The second significant event folds nicely into the first. Microsoft has announced that it will be effectively abandoning its Direct 3D technology in favor of OpenGL. Both Direct 3D and OpenGL are standards for rendering (displaying) 3D graphics in real-time. OpenGL is very well established and is used on all the professional-level 3D modeling and animation packages on the Windows operating system. Indeed, Autodesk (Kinetix) gave up on its competing HEIDI technology when it recently released 3D Studio MAX 2. This was a critical acknowledgment that there was no longer room for competing standards for a rendering API (applications programmer's interface). Manufacturers of high-end graphics hardware were simply not willing to support two standards.

Microsoft had jumped in with its Direct 3D for the lower-end consumer and games market, but now seems to agree that a single standard is best for all levels of 3D graphics performance. With OpenGL being utilized on graphics cards from the top to the bottom ends of the price spectrum, the future of interactive 3D graphics suddenly has grown even brighter. This decision by Microsoft will obviously pay off for Cosmo, as VRML developers can expect their audience to increasingly migrate to OpenGL graphics hardware powerful enough for commercially viable VRML experiences.
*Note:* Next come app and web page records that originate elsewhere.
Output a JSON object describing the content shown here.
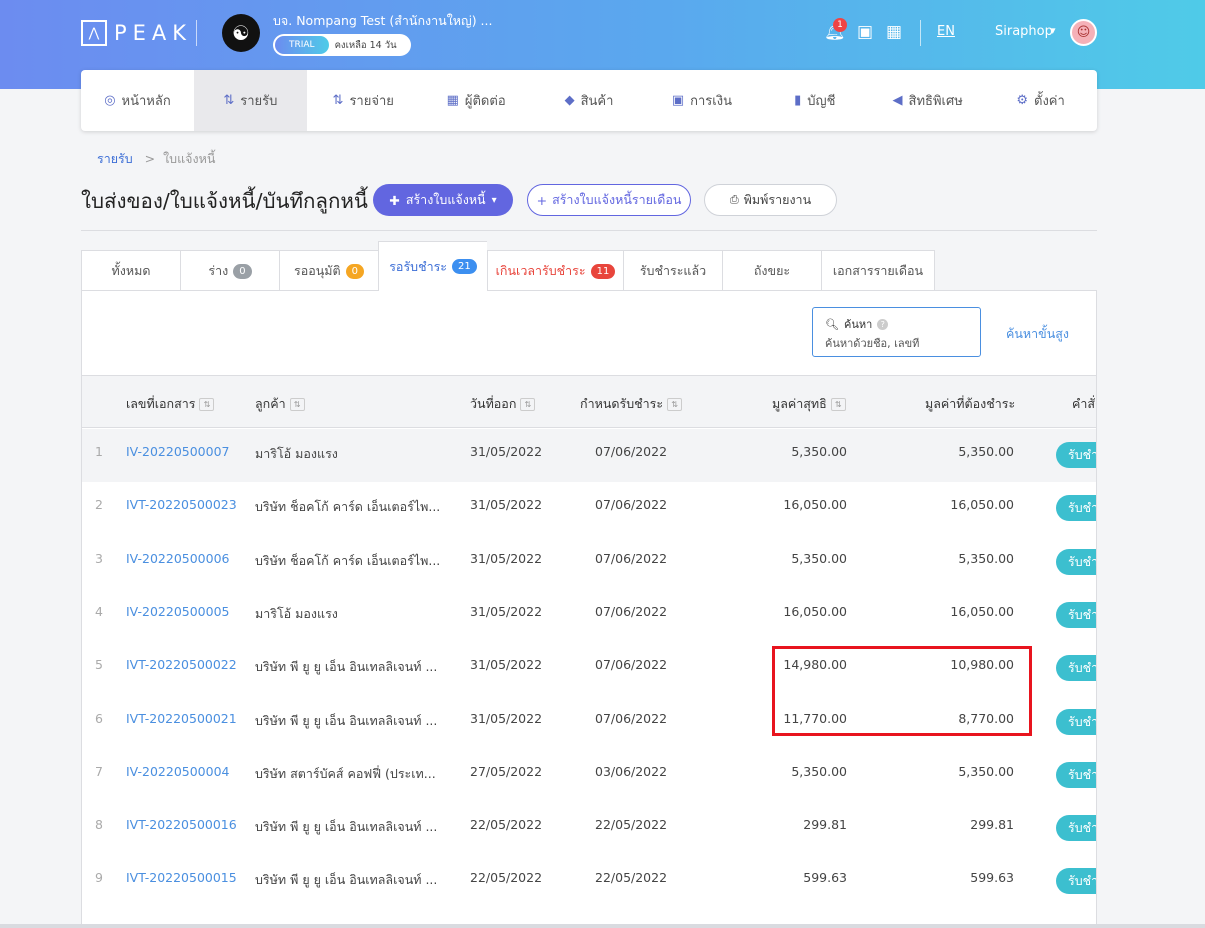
{
  "header": {
    "logo_icon": "⋀",
    "logo_text": "PEAK",
    "company_name": "บจ. Nompang Test (สำนักงานใหญ่) ...",
    "trial_label": "TRIAL",
    "trial_days": "คงเหลือ 14 วัน",
    "notification_count": "1",
    "language": "EN",
    "username": "Siraphop",
    "icons": [
      "bell-icon",
      "book-icon",
      "apps-grid-icon",
      "chevron-down-icon",
      "user-avatar"
    ]
  },
  "nav": {
    "items": [
      {
        "label": "หน้าหลัก",
        "icon": "dashboard-icon",
        "glyph": "◎"
      },
      {
        "label": "รายรับ",
        "icon": "income-icon",
        "glyph": "⇅"
      },
      {
        "label": "รายจ่าย",
        "icon": "expense-icon",
        "glyph": "⇅"
      },
      {
        "label": "ผู้ติดต่อ",
        "icon": "contacts-icon",
        "glyph": "▦"
      },
      {
        "label": "สินค้า",
        "icon": "product-box-icon",
        "glyph": "◆"
      },
      {
        "label": "การเงิน",
        "icon": "money-icon",
        "glyph": "▣"
      },
      {
        "label": "บัญชี",
        "icon": "ledger-book-icon",
        "glyph": "▮"
      },
      {
        "label": "สิทธิพิเศษ",
        "icon": "megaphone-icon",
        "glyph": "◀"
      },
      {
        "label": "ตั้งค่า",
        "icon": "gear-icon",
        "glyph": "⚙"
      }
    ],
    "active_index": 1
  },
  "breadcrumb": {
    "parent": "รายรับ",
    "separator": ">",
    "current": "ใบแจ้งหนี้"
  },
  "page": {
    "title": "ใบส่งของ/ใบแจ้งหนี้/บันทึกลูกหนี้",
    "create_button": "สร้างใบแจ้งหนี้",
    "monthly_button": "สร้างใบแจ้งหนี้รายเดือน",
    "print_button": "พิมพ์รายงาน"
  },
  "tabs": [
    {
      "label": "ทั้งหมด",
      "badge": null
    },
    {
      "label": "ร่าง",
      "badge": "0"
    },
    {
      "label": "รออนุมัติ",
      "badge": "0"
    },
    {
      "label": "รอรับชำระ",
      "badge": "21"
    },
    {
      "label": "เกินเวลารับชำระ",
      "badge": "11"
    },
    {
      "label": "รับชำระแล้ว",
      "badge": null
    },
    {
      "label": "ถังขยะ",
      "badge": null
    },
    {
      "label": "เอกสารรายเดือน",
      "badge": null
    }
  ],
  "search": {
    "label": "ค้นหา",
    "placeholder": "ค้นหาด้วยชื่อ, เลขที่",
    "advanced_link": "ค้นหาขั้นสูง"
  },
  "table": {
    "columns": [
      "เลขที่เอกสาร",
      "ลูกค้า",
      "วันที่ออก",
      "กำหนดรับชำระ",
      "มูลค่าสุทธิ",
      "มูลค่าที่ต้องชำระ",
      "คำสั่ง"
    ],
    "rows": [
      {
        "no": "1",
        "doc": "IV-20220500007",
        "customer": "มาริโอ้ มองแรง",
        "issue": "31/05/2022",
        "due": "07/06/2022",
        "net": "5,350.00",
        "remaining": "5,350.00",
        "action": "รับชำระ"
      },
      {
        "no": "2",
        "doc": "IVT-20220500023",
        "customer": "บริษัท ช็อคโก้ คาร์ด เอ็นเตอร์ไพ...",
        "issue": "31/05/2022",
        "due": "07/06/2022",
        "net": "16,050.00",
        "remaining": "16,050.00",
        "action": "รับชำระ"
      },
      {
        "no": "3",
        "doc": "IV-20220500006",
        "customer": "บริษัท ช็อคโก้ คาร์ด เอ็นเตอร์ไพ...",
        "issue": "31/05/2022",
        "due": "07/06/2022",
        "net": "5,350.00",
        "remaining": "5,350.00",
        "action": "รับชำระ"
      },
      {
        "no": "4",
        "doc": "IV-20220500005",
        "customer": "มาริโอ้ มองแรง",
        "issue": "31/05/2022",
        "due": "07/06/2022",
        "net": "16,050.00",
        "remaining": "16,050.00",
        "action": "รับชำระ"
      },
      {
        "no": "5",
        "doc": "IVT-20220500022",
        "customer": "บริษัท พี ยู ยู เอ็น อินเทลลิเจนท์ ...",
        "issue": "31/05/2022",
        "due": "07/06/2022",
        "net": "14,980.00",
        "remaining": "10,980.00",
        "action": "รับชำระ"
      },
      {
        "no": "6",
        "doc": "IVT-20220500021",
        "customer": "บริษัท พี ยู ยู เอ็น อินเทลลิเจนท์ ...",
        "issue": "31/05/2022",
        "due": "07/06/2022",
        "net": "11,770.00",
        "remaining": "8,770.00",
        "action": "รับชำระ"
      },
      {
        "no": "7",
        "doc": "IV-20220500004",
        "customer": "บริษัท สตาร์บัคส์ คอฟฟี่ (ประเท...",
        "issue": "27/05/2022",
        "due": "03/06/2022",
        "net": "5,350.00",
        "remaining": "5,350.00",
        "action": "รับชำระ"
      },
      {
        "no": "8",
        "doc": "IVT-20220500016",
        "customer": "บริษัท พี ยู ยู เอ็น อินเทลลิเจนท์ ...",
        "issue": "22/05/2022",
        "due": "22/05/2022",
        "net": "299.81",
        "remaining": "299.81",
        "action": "รับชำระ"
      },
      {
        "no": "9",
        "doc": "IVT-20220500015",
        "customer": "บริษัท พี ยู ยู เอ็น อินเทลลิเจนท์ ...",
        "issue": "22/05/2022",
        "due": "22/05/2022",
        "net": "599.63",
        "remaining": "599.63",
        "action": "รับชำระ"
      }
    ]
  },
  "colors": {
    "accent": "#6266e0",
    "link": "#4a8fe0",
    "pay_button": "#3cbfcf",
    "highlight": "#e8141e"
  }
}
I'm a big believer in standards, and Microsoft is helping the situation by both withdrawing from competition with OpenGL and (to all present appearances) allowing Cosmo to establish the dominant VRML browser base.

Last time, we introduced animation in VRML 97 in the simplest possible way. A primitive cube moved in a loop across the screen, demonstrating the key concepts of a TimeSensor (the clock) and an Interpolator which converted changes in time into changes in the values of objects on the screen. Routing was introduced as the connection device between these different nodes. But there was yet no interactivity.

To Continue to Parts 2 and 3, Use Arrow Buttons

Created: December 23, 1997
Revised: December 23, 1997

URL: http://webreference.com/3d/lesson30/